Explaining the near-impossible 25 years later
By Eric Becker
PHILADELPHIA (Aug. 9, 2018) – As a baseball fan, the summer of 1993 will go down as the most improbable summer of my life.
My team I had rooted for through thick and thin, mostly thin, since 1981, the Phillies, had been cellar dwellers for the better part of five years, including last place in 1992.
Then something magical happened, like out of a fairy tale. The 1993 Phillies showed up for spring training, and didn’t stop playing until Game 6 of the 1993 World Series some seven months later.
It was the last year of the four-division format. Florida Marlins and Colorado Rockies were new to the baseball world.
In fact, Florida was picked by some to finish ahead of Philadelphia by preseason predictors.
From that opening win at the Astrodome to that fateful Joe Carter home run in Toronto, the 1993 Phils were a team full of misfits, castoffs and wild moments.
There was Incy, Krukker, Dutch, The Dude, Wild Thing, D.J. and others.
That wacky cast of characters charged out of the gates to a 17-5 record in April, and never looked back.
It looked bad in late July, while in St. Louis. I was at that Thursday afternoon game sitting in the bleachers, as Curt Schilling got completely lambasted by the Cardinals, and the lead in the National League East appeared grim.
The next night, after losing game one of a doubleheader with San Diego at a rain-infested Veterans Stadium, game two didn’t start until around 1 a.m. local time.
At around 4:41 a.m. local time, Mitch “Wild Thing” Williams, yes, the relief pitcher, ended game two with a walkoff hit in the bottom of the 10th inning.
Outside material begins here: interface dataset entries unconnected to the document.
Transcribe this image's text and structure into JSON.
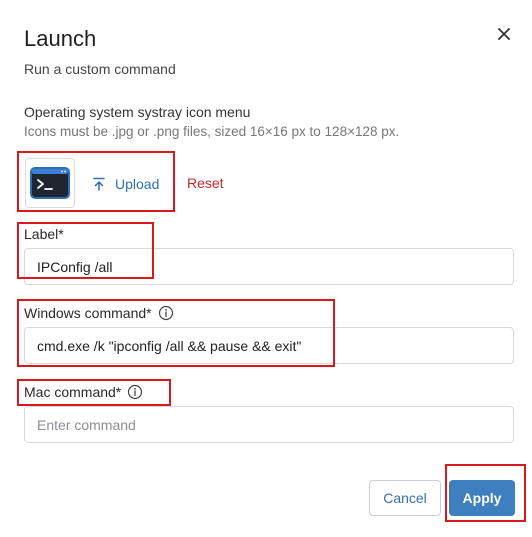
{
  "dialog": {
    "title": "Launch",
    "subtitle": "Run a custom command",
    "close_icon": "close-icon"
  },
  "os_icon": {
    "heading": "Operating system systray icon menu",
    "help": "Icons must be .jpg or .png files, sized 16×16 px to 128×128 px.",
    "preview_icon": "terminal-icon",
    "upload_label": "Upload",
    "upload_icon": "upload-icon",
    "reset_label": "Reset"
  },
  "fields": {
    "label": {
      "label": "Label*",
      "value": "IPConfig /all"
    },
    "windows_command": {
      "label": "Windows command*",
      "value": "cmd.exe /k \"ipconfig /all && pause && exit\"",
      "info_icon": "info-icon"
    },
    "mac_command": {
      "label": "Mac command*",
      "value": "",
      "placeholder": "Enter command",
      "info_icon": "info-icon"
    }
  },
  "actions": {
    "cancel_label": "Cancel",
    "apply_label": "Apply"
  },
  "colors": {
    "primary": "#3d7fbf",
    "link": "#2f6fb1",
    "danger": "#c62828",
    "highlight": "#d9191c"
  }
}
A week or so later, the Phils swept the Cardinals at the Vet, and St. Louis was virtually buried.
Montreal gave the Phillies their best shot in September, getting within four games, but the Phils got their first division title in a decade on a Monday night in Pittsburgh.
So, it was a good season, as nobody thought they could actually beat the high-powered Atlanta Braves in the playoffs.
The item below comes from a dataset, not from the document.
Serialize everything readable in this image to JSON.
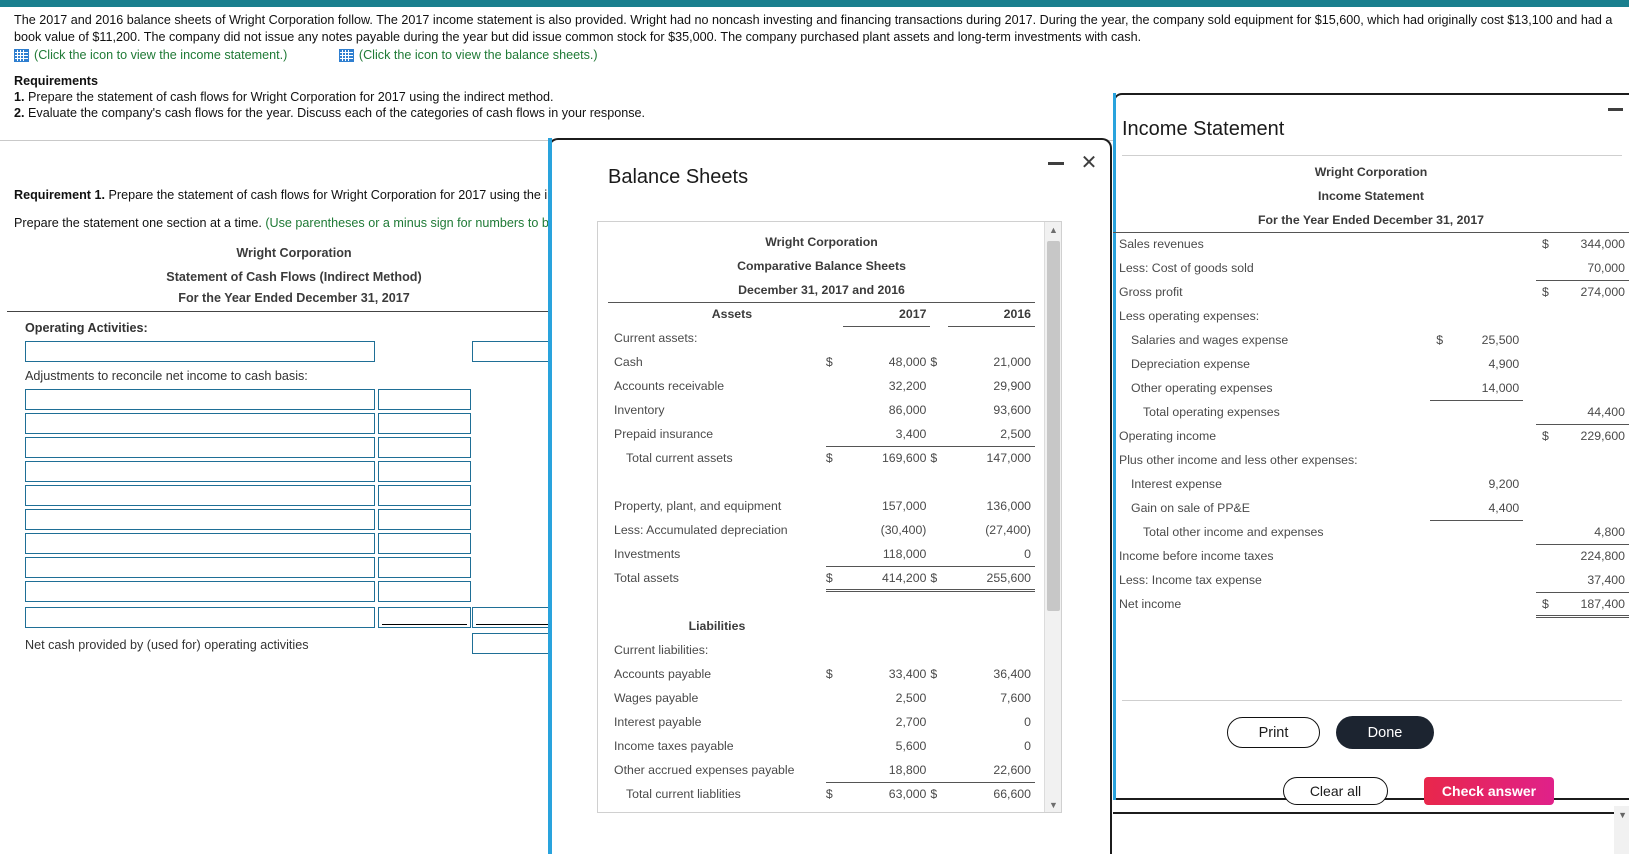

The Braves had to win 102 games just to make the playoffs by a game over San Francisco. Perhaps that pennant race caused them to be a bit tired come October.
Kim Batiste had a walkoff hit in the first game of the National League Championship Series for a win, and Williams eloquently won the pennant by striking out Bill Pecota in Game Six.
It was off to the World Series. The defending champion Toronto Blue Jays stood in the way. They had an equally awesome a team, including a loaded lineup.
In game four, with Toronto leading two games to one, the Phils and Blue Jays played one for the ages.
The Phils took a 14-8 lead to the eighth inning of that fateful Wednesday night, only to see Toronto score seven runs in the eighth and take a 15-14 win, and command of the World Series.
It was a definite blow to the Phils, but Curt Schilling responded with a two-hit complete-game shutout the next night, keeping Philly’s season alive.
Toronto led 5-2 in the seventh inning of game six, only to see the Fightin Phils again nearly do the impossible. They got four runs in the seventh to take a 6-5 lead.
It went to the bottom of the ninth, and Williams came on to pitch. With two on base, Carter “touched them all” with a walkoff home run to win the World Series, everybody’s dream as a child playing in the backyard.
I sat in my dorm room at Eastern Illinois University that Saturday evening a bit shocked and in a complete state of disbelief as to what I had just witnessed. It can’t be 25 years since that team, could it? I was a 20-year-old junior at EIU, trying to find my way in journalism.
Although the Phillies would win division titles in 2007, 2008, 2009, 2010 and 2011, and a World Series title in 2008, none of those teams had that mystique of the 1993 team.
It’s by far the most favorite and entertaining sports team I have ever followed. Nothing really compares to that group of misfits, who could have been mistaken for truck drivers or over-the-hill church league softball players.
All who played that year on that team contributed something. The starting pitching was outstanding, using just five main starters most of the season. Williams had over 40 saves, albeit as one of the most unconventional relief pitchers you would ever come across in your life.
The offense, spearheaded by Lenny Dykstra, who should have been league MVP, Darren Daulton, Dave Hollins, John Kruk and many others, had as solid a year as you could possibly get from an unconventional cast of characters.
I’d like to know of a more unlikely pennant-winning team in the history of baseball. With the way that team was assembled, it is hard to see something like that ever happening again in my lifetime.
But we do have the cherished memories to look back on and realize, it wasn’t a dream. The 1993 Phillies were that team that shouldn’t have, but almost did, have its day.